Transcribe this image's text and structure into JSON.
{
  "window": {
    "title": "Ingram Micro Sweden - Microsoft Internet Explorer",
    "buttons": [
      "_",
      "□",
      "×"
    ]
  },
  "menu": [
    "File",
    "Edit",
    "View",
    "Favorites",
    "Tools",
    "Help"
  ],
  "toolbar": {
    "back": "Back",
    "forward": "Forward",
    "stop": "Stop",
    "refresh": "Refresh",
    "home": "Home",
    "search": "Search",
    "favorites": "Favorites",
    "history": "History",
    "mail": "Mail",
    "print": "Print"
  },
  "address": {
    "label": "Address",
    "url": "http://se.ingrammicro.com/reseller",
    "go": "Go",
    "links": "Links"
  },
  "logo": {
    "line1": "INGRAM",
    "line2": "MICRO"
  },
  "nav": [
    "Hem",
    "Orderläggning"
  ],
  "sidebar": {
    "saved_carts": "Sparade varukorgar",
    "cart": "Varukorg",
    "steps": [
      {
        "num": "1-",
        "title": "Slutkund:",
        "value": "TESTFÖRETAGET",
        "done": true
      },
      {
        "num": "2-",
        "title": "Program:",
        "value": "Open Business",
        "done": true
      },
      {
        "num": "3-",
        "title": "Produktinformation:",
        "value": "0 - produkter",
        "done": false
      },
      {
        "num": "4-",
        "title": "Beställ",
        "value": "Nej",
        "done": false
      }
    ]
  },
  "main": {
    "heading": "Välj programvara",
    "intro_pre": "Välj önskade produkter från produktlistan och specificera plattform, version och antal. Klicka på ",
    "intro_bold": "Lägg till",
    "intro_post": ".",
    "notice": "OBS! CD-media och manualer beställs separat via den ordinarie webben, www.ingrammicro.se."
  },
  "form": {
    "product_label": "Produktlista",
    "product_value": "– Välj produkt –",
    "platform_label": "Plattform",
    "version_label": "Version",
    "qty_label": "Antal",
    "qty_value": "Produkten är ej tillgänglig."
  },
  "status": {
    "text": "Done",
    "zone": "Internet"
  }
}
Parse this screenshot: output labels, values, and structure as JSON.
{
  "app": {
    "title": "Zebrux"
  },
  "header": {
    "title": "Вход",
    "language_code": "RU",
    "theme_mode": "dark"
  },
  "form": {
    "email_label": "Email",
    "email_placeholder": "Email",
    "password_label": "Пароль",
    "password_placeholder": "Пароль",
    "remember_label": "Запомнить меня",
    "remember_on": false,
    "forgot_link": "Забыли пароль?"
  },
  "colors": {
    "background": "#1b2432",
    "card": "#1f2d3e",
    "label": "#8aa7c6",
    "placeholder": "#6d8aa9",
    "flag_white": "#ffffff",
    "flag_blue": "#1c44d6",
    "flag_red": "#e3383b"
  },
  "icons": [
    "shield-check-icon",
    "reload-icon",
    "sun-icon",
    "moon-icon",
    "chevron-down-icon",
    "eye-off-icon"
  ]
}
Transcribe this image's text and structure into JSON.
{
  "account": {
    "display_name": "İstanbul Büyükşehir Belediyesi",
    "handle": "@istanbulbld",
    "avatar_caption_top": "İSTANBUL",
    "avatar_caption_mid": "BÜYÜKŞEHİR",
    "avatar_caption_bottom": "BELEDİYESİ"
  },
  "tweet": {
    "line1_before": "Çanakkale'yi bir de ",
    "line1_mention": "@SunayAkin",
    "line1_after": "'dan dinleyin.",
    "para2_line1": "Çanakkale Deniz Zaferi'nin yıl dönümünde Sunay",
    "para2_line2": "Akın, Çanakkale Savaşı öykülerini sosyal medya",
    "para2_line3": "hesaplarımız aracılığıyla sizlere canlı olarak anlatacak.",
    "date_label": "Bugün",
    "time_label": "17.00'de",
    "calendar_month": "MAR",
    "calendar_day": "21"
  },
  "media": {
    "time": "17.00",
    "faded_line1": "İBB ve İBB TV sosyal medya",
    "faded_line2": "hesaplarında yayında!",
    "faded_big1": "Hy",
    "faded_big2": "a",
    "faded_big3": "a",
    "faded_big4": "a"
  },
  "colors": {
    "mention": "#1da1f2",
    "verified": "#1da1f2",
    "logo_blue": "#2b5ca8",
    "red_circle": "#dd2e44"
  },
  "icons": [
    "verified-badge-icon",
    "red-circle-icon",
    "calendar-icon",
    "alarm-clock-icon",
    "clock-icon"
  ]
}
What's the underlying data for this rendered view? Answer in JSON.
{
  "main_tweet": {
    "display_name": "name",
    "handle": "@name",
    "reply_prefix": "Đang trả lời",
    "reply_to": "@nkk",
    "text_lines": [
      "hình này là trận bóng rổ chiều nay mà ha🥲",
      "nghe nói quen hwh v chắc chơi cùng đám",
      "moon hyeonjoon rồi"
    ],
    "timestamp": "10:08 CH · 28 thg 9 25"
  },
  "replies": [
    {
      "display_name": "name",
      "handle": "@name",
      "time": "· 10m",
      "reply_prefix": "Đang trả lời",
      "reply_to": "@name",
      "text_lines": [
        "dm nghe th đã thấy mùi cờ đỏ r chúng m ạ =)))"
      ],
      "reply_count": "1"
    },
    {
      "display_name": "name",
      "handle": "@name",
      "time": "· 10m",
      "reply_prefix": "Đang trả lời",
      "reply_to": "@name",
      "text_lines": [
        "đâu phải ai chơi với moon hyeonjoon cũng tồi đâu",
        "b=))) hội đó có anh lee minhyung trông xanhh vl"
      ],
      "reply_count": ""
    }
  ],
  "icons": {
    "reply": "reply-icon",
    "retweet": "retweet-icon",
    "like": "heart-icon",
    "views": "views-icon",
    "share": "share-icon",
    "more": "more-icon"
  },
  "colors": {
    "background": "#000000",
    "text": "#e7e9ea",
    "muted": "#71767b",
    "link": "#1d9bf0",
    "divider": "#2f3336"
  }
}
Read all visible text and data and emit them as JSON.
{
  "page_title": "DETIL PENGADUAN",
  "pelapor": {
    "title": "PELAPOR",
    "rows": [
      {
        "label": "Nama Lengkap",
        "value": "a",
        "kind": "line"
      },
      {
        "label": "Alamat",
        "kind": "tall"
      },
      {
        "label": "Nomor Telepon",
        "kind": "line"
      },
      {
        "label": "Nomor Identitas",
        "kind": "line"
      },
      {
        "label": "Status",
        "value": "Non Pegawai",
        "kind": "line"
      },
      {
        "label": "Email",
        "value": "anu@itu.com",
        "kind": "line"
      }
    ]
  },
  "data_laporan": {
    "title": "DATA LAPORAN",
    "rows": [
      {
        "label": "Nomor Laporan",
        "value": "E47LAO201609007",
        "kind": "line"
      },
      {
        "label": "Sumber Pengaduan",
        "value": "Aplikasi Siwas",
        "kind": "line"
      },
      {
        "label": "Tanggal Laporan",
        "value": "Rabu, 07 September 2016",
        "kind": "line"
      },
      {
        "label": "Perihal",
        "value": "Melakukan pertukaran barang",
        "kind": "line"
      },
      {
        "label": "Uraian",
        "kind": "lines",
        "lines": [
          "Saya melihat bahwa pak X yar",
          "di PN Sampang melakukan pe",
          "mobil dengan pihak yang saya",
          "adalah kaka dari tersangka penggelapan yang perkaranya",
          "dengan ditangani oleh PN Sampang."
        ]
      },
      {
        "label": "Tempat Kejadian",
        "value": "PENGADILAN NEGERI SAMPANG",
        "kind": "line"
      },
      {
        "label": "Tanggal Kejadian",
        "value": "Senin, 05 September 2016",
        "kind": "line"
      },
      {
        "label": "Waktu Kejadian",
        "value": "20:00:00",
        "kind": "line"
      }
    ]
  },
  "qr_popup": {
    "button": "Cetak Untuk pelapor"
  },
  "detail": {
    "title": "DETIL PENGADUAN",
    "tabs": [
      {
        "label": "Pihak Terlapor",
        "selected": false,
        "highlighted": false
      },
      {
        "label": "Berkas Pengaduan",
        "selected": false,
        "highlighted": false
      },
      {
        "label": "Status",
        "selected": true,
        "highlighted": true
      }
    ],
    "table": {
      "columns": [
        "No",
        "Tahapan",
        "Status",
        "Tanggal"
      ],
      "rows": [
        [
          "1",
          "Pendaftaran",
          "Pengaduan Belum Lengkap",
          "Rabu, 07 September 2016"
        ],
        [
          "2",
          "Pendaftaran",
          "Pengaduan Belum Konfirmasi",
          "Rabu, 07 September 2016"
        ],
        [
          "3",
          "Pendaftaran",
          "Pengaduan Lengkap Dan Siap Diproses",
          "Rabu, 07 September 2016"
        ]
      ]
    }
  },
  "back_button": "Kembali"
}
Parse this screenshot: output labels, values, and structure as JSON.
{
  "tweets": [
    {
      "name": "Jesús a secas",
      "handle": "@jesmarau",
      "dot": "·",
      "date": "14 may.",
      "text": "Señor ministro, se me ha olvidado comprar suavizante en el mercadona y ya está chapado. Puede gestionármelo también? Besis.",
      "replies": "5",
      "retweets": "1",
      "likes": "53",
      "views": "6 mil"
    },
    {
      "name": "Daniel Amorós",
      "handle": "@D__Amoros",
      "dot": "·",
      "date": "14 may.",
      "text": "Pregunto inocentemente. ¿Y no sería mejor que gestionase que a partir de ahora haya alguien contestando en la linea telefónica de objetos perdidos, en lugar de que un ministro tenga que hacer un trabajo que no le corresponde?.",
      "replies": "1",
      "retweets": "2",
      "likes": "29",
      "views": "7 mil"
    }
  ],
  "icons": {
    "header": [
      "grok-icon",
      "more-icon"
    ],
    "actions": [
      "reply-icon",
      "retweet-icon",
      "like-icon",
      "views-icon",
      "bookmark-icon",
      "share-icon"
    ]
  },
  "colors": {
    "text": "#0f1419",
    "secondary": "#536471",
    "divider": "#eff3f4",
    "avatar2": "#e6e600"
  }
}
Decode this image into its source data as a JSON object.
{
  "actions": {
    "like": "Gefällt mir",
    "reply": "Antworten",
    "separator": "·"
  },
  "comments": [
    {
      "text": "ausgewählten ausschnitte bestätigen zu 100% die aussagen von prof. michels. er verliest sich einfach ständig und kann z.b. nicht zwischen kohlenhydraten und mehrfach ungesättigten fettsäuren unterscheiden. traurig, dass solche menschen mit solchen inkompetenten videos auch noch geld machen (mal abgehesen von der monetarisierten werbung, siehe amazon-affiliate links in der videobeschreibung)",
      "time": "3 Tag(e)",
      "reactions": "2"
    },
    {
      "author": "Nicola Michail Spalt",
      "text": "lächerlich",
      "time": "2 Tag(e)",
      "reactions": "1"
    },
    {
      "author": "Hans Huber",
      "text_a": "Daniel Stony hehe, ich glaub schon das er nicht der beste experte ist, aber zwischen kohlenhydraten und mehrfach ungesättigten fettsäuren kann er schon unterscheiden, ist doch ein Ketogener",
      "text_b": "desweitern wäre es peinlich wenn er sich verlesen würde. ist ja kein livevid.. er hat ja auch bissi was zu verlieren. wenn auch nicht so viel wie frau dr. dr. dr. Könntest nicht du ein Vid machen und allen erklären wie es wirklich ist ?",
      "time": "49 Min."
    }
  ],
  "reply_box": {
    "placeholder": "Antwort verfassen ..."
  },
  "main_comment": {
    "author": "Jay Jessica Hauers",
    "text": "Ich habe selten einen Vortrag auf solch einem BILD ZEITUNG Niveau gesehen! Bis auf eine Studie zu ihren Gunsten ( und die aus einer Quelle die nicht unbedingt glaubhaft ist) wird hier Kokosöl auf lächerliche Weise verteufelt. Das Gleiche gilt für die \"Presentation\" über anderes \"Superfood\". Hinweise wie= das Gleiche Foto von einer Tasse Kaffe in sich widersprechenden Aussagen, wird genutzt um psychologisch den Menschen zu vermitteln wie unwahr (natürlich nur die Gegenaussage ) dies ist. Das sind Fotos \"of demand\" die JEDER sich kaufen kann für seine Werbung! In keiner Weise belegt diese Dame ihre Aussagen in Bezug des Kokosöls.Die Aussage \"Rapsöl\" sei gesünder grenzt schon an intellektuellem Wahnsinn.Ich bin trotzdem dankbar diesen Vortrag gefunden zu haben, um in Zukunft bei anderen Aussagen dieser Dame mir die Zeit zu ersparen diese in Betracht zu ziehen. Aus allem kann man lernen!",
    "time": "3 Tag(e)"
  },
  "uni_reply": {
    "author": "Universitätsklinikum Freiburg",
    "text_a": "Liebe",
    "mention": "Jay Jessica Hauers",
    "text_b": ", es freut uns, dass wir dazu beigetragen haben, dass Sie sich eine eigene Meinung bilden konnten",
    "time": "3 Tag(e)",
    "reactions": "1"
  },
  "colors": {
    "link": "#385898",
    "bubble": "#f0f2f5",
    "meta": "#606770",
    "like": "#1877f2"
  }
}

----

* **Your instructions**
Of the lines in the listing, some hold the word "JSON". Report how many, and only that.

* **Response area**
7